By the time Hodge was a senior, he had already been to the Olympics twice, earning a silver medal in 1956. His final year at the college level was his most dominant despite already having set a high standard. The Sooner pinned 15 of his 16 opponents, only an 8-2 decision in the NCAA semi-finals over fourth-seeded John Dustin (Oregon State) kept him from perfection, en route to claiming his third 177-pound title, capping an undefeated career. Hodge’s 1957 pin percentage remains the best ever recorded in program history in front of his 1956 season which sits second.
Kyle Snyder (Ohio State), 285, 2017
When Snyder’s junior year at Ohio State began, he already held the world and Olympic titles at 97 kg in addition to the NCAA heavyweight crown he won in March of 2016. Despite wrestling another international slate that kept him out of the Buckeye lineup at times, Snyder was dominant, winning 13 of his 17 matches by bonus points and scoring at least 13 points in all but two of his matches that did not end by fall. His amazing run was punctuated by a highlight reel moment when he picked Connor Medbery (Wisconsin) up completely off the mat during their finals match on his way to a takedown and a 6-3 win.

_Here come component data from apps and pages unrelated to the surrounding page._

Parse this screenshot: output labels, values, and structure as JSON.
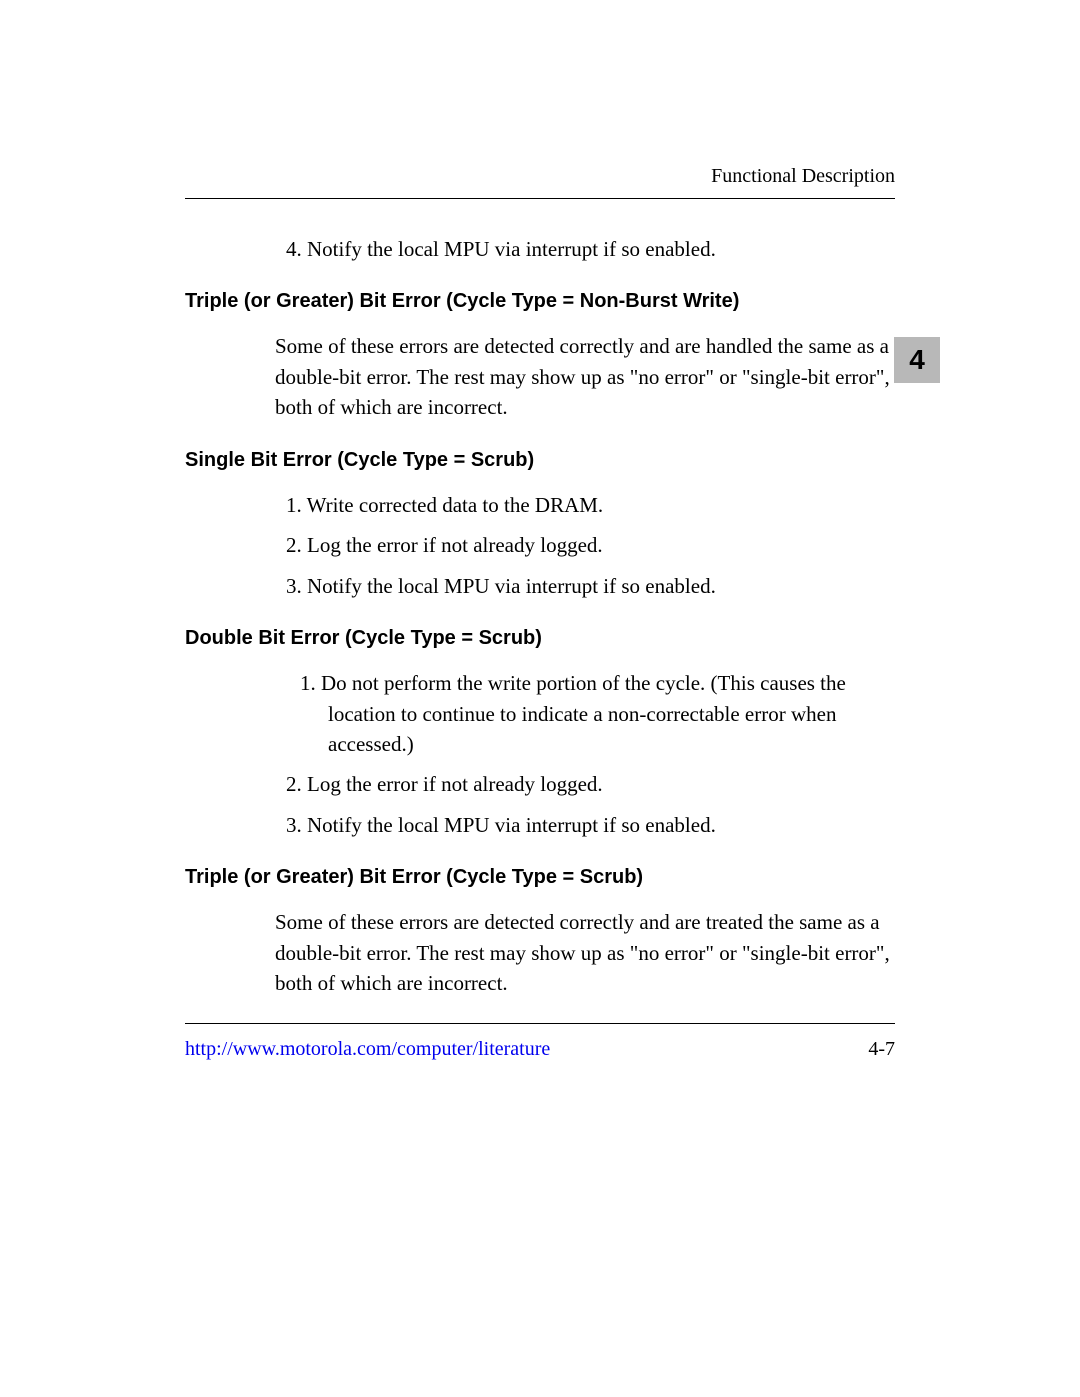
{
  "header": {
    "title": "Functional Description"
  },
  "chapter_tab": "4",
  "sections": {
    "intro_item": "4. Notify the local MPU via interrupt if so enabled.",
    "s1": {
      "heading": "Triple (or Greater) Bit Error (Cycle Type = Non-Burst Write)",
      "para": "Some of these errors are detected correctly and are handled the same as a double-bit error. The rest may show up as \"no error\" or \"single-bit error\", both of which are incorrect."
    },
    "s2": {
      "heading": "Single Bit Error (Cycle Type = Scrub)",
      "items": {
        "i1": "1. Write corrected data to the DRAM.",
        "i2": "2. Log the error if not already logged.",
        "i3": "3. Notify the local MPU via interrupt if so enabled."
      }
    },
    "s3": {
      "heading": "Double Bit Error (Cycle Type = Scrub)",
      "items": {
        "i1": "1. Do not perform the write portion of the cycle. (This causes the location to continue to indicate a non-correctable error when accessed.)",
        "i2": "2. Log the error if not already logged.",
        "i3": "3. Notify the local MPU via interrupt if so enabled."
      }
    },
    "s4": {
      "heading": "Triple (or Greater) Bit Error (Cycle Type = Scrub)",
      "para": "Some of these errors are detected correctly and are treated the same as a double-bit error. The rest may show up as \"no error\" or \"single-bit error\", both of which are incorrect."
    }
  },
  "footer": {
    "link_text": "http://www.motorola.com/computer/literature",
    "page_number": "4-7"
  }
}
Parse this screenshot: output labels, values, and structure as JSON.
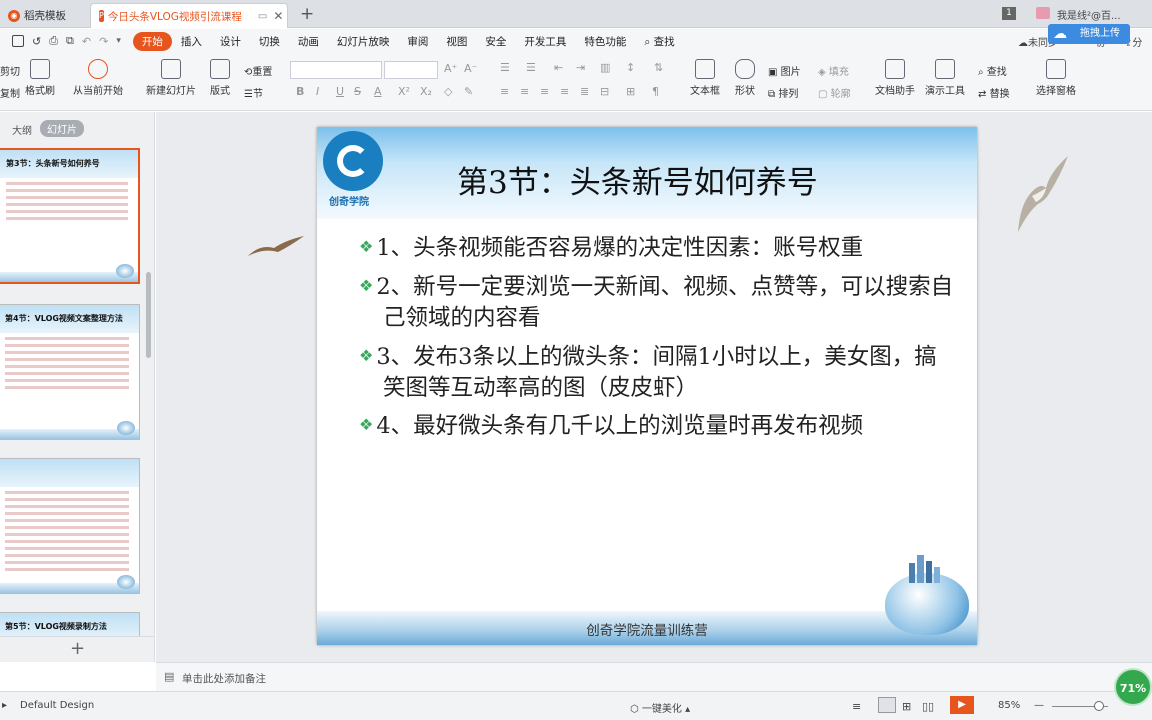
{
  "tabs": {
    "home_tab": "稻壳模板",
    "doc_tab": "今日头条VLOG视频引流课程",
    "doc_tab_badge": "P",
    "page_indicator": "1",
    "user_name": "我是线²@百..."
  },
  "menu": {
    "items": [
      "开始",
      "插入",
      "设计",
      "切换",
      "动画",
      "幻灯片放映",
      "审阅",
      "视图",
      "安全",
      "开发工具",
      "特色功能"
    ],
    "search": "查找",
    "unsynced": "未同步",
    "share_short": "分",
    "collab_short": "协",
    "upload_button": "拖拽上传"
  },
  "ribbon": {
    "cut": "剪切",
    "copy": "复制",
    "format_painter": "格式刷",
    "from_current": "从当前开始",
    "new_slide": "新建幻灯片",
    "layout": "版式",
    "reset": "重置",
    "section": "节",
    "text_box": "文本框",
    "shape": "形状",
    "picture": "图片",
    "fill": "填充",
    "arrange": "排列",
    "outline": "轮廓",
    "doc_assistant": "文档助手",
    "presentation_tools": "演示工具",
    "find": "查找",
    "replace": "替换",
    "selection_pane": "选择窗格",
    "font_glyphs": [
      "B",
      "I",
      "U",
      "S",
      "A",
      "X²",
      "X₂"
    ],
    "size_glyphs": [
      "A⁺",
      "A⁻"
    ]
  },
  "panel": {
    "outline_tab": "大纲",
    "slides_tab": "幻灯片",
    "add_slide": "+",
    "thumbs": [
      {
        "title": "第3节：头条新号如何养号",
        "lines": 6
      },
      {
        "title": "第4节：VLOG视频文案整理方法",
        "lines": 8
      },
      {
        "title": "",
        "lines": 12
      },
      {
        "title": "第5节：VLOG视频录制方法",
        "lines": 2
      }
    ]
  },
  "slide": {
    "title": "第3节：头条新号如何养号",
    "logo_text": "创奇学院",
    "bullets": [
      "1、头条视频能否容易爆的决定性因素：账号权重",
      "2、新号一定要浏览一天新闻、视频、点赞等，可以搜索自己领域的内容看",
      "3、发布3条以上的微头条：间隔1小时以上，美女图，搞笑图等互动率高的图（皮皮虾）",
      "4、最好微头条有几千以上的浏览量时再发布视频"
    ],
    "footer": "创奇学院流量训练营",
    "bullet_color": "#3aa85a"
  },
  "notes": {
    "placeholder": "单击此处添加备注"
  },
  "status": {
    "design_name": "Default Design",
    "beautify": "一键美化",
    "zoom": "85%",
    "zoom_badge": "71%"
  },
  "colors": {
    "accent": "#e8541e",
    "upload_blue": "#3d8be0",
    "badge_green": "#33a84c"
  }
}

Jack Brisco (Oklahoma State), 191, 1965
The first native American to win an NCAA wrestling title, Brisco rebounded from a loss in the 1964 finals, his only college loss, to Harry Houska (Ohio), pinning three of his five opponents at the NCAA tournament during his flawless 1965 championship run. His win in the 191-pound final, by fall over Dan Pernat (Wisconsin), kept Oklahoma State alive for the team title and ensured the race would come down to the heavyweight final for the first time ever. However, when Jim Nance (Syracuse) beat Russ Winer (Oklahoma State), Iowa State took their first official team crown. Brisco would go on to have a long career as a professional wrestler.

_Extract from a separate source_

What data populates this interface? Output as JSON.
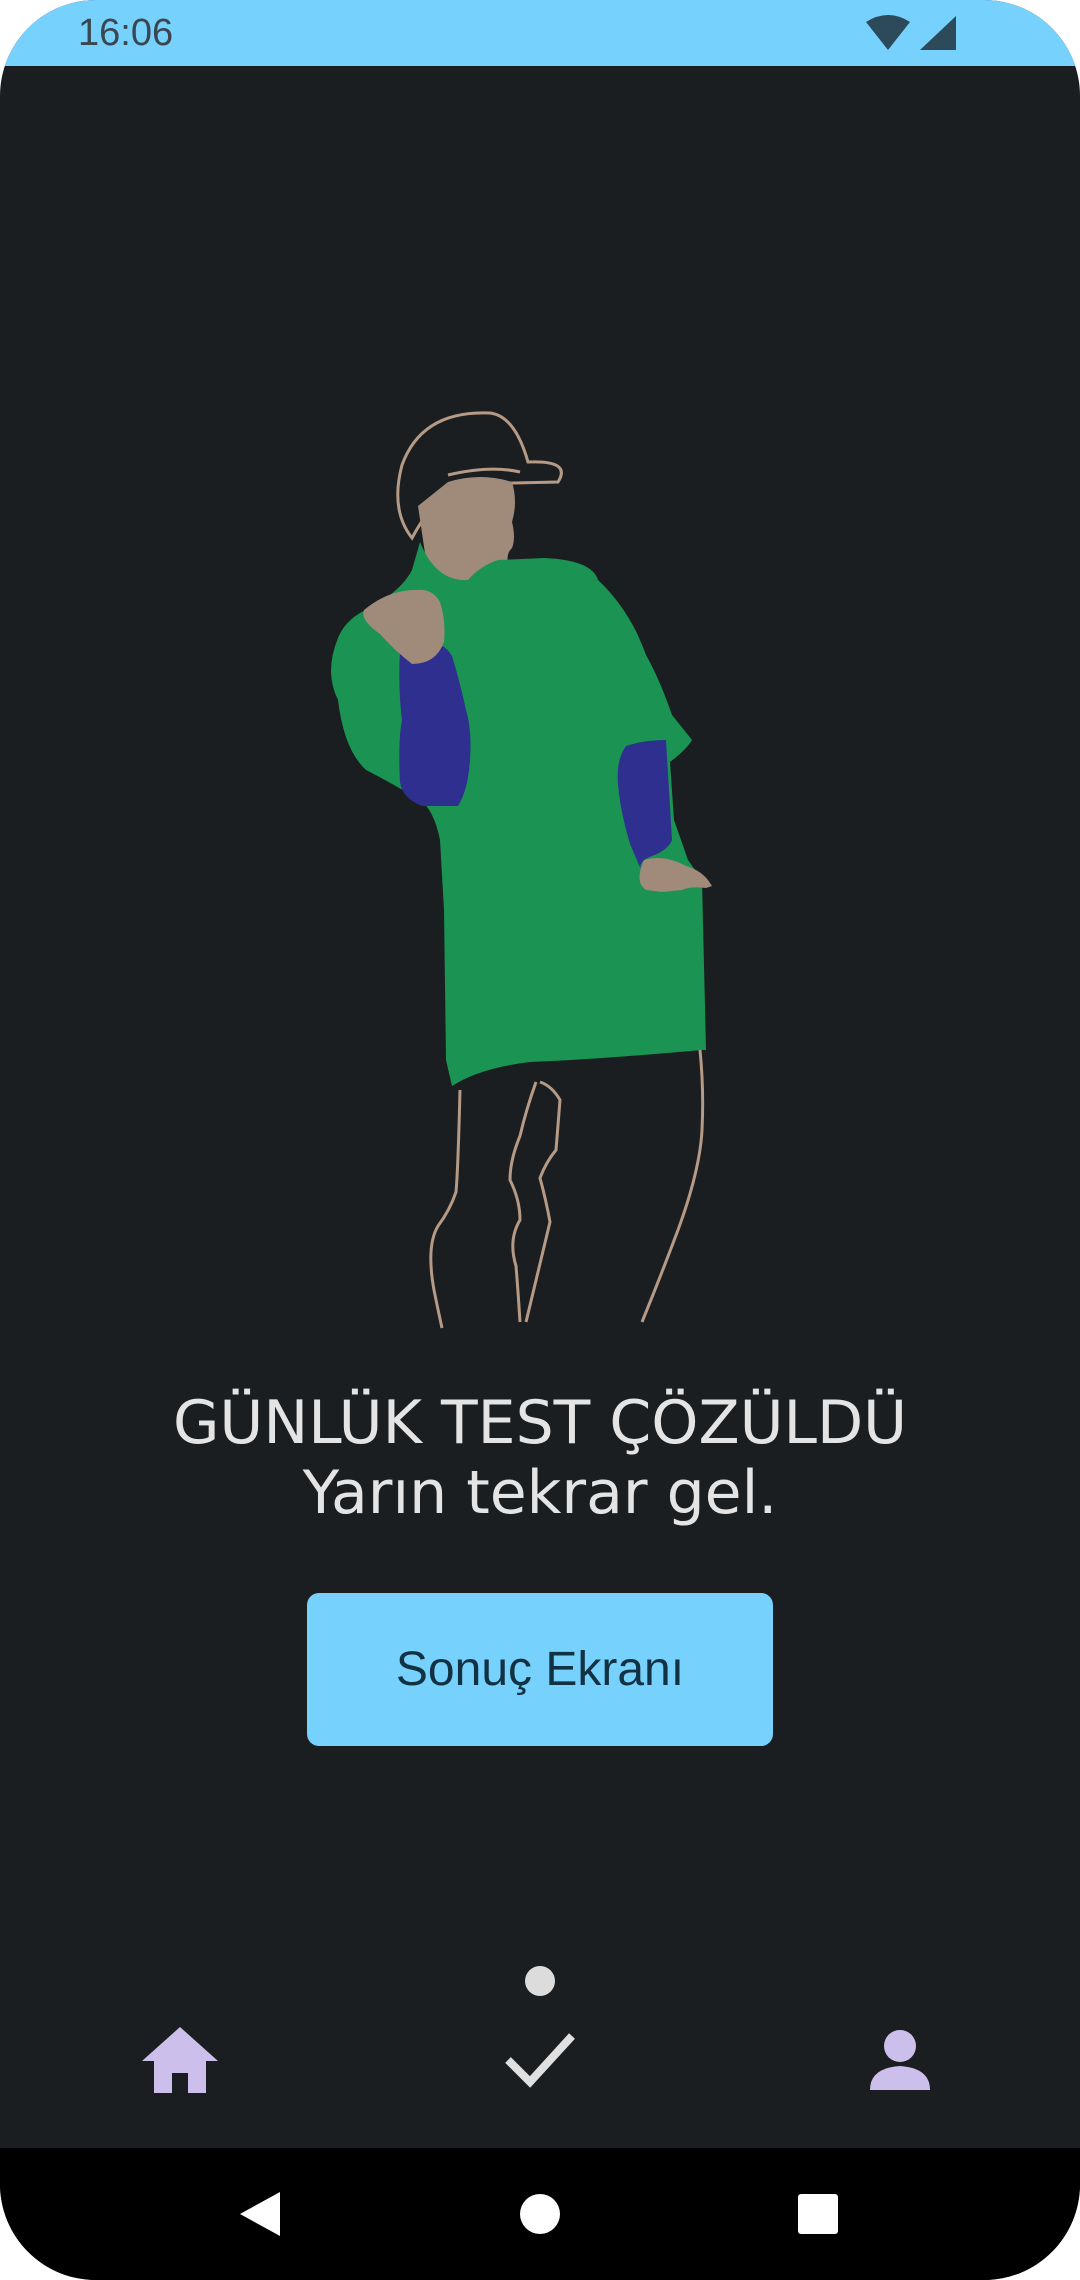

Eddie Eichelberger (Lehigh), 147, 1955
After losing to three-time national champion Myron Roderick (Oklahoma State) at 137 in 1954, Eichelberger moved up to 147 at the 1955 NCAA tournament and completed a stellar season that saw him pin 14 of his 19 opponents, including four of five at the championship event. Using an innovative variant of the Granby Roll to put opponents on their back, Eichelberger was named Outstanding Wrestler, combining with his coach, Gerry Leeman, to become the first head coach/wrestler duo to have both won the award. Eddie’s 14 falls still rank second on Lehigh’s all-time single-season list. His pinning percentage from 1955 sits fourth all-time. Eichelberger would storm to another perfect season in 1956, ending his college career on a 40 match winning streak.

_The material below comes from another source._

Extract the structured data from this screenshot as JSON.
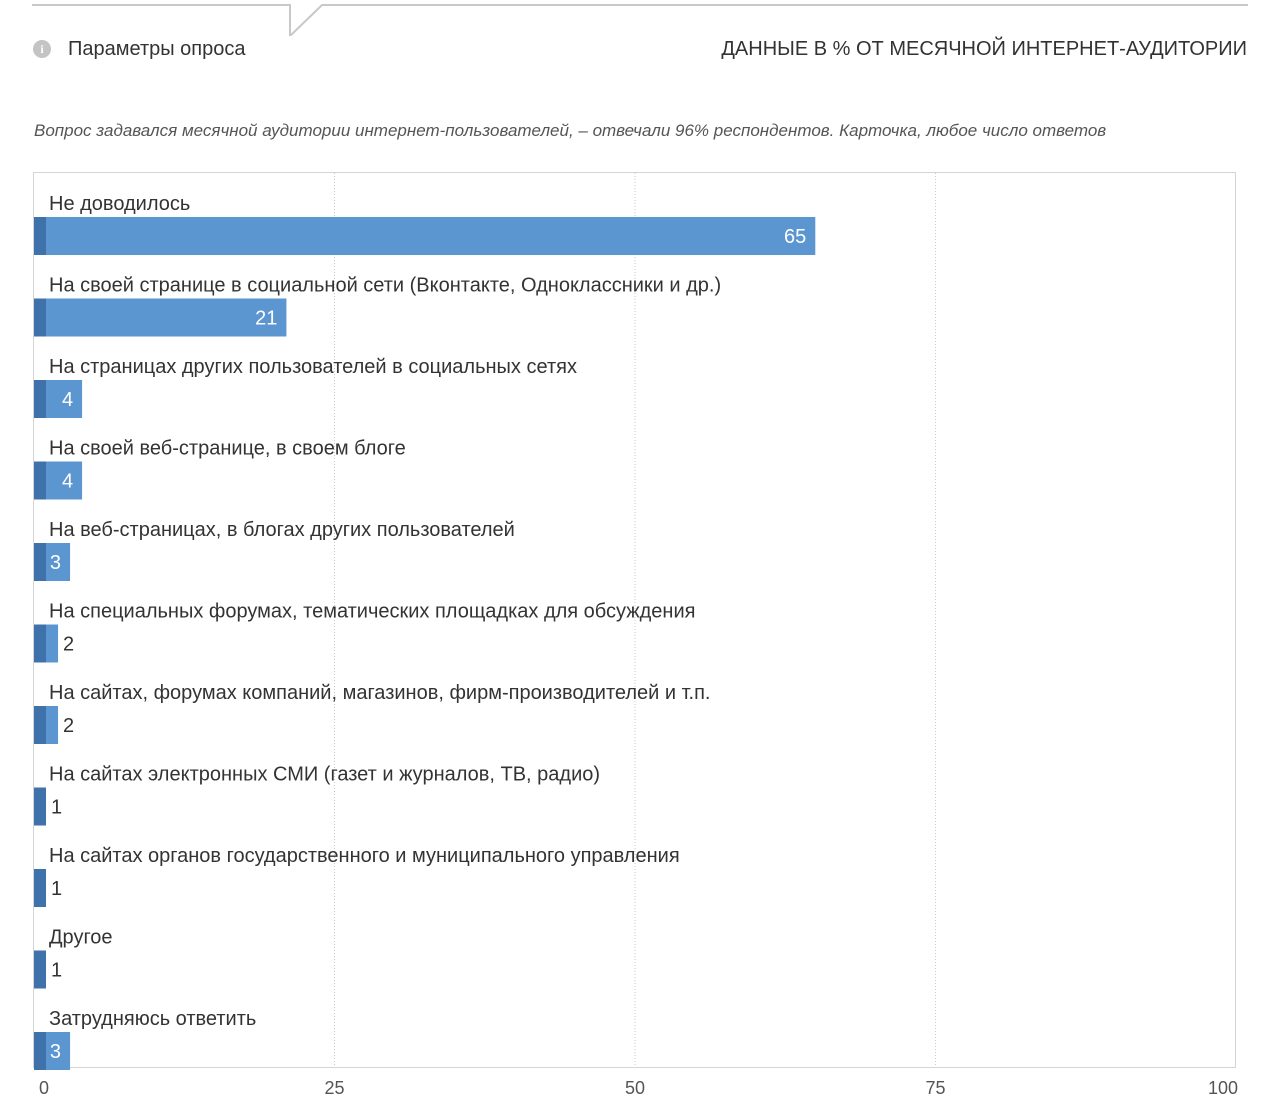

Gray Simons (Lock Haven), 115, 1962
After a fifth-place finish at the 1960 Olympics during which he took down defending world champion Ali Aliyev (USSR), who would go on to win five such titles, Simons returned to Lock Haven and was flawless as a junior in 1961. His senior season saw him extend his collegiate winning streak to 84 matches, become the first four-time NAIA champion, winning the Outstanding Wrestler award in each of those tournaments, then cap his career with his third NCAA title, winning his sixth OW at a national championship overall. After another trip to the Olympics in 1964, Simons enjoyed a long, successful coaching career at Lock Haven, Indiana State, Tennessee, where he led the team to an eighth-place finish in 1985 before the program was dropped in 1986, and finally Old Dominion.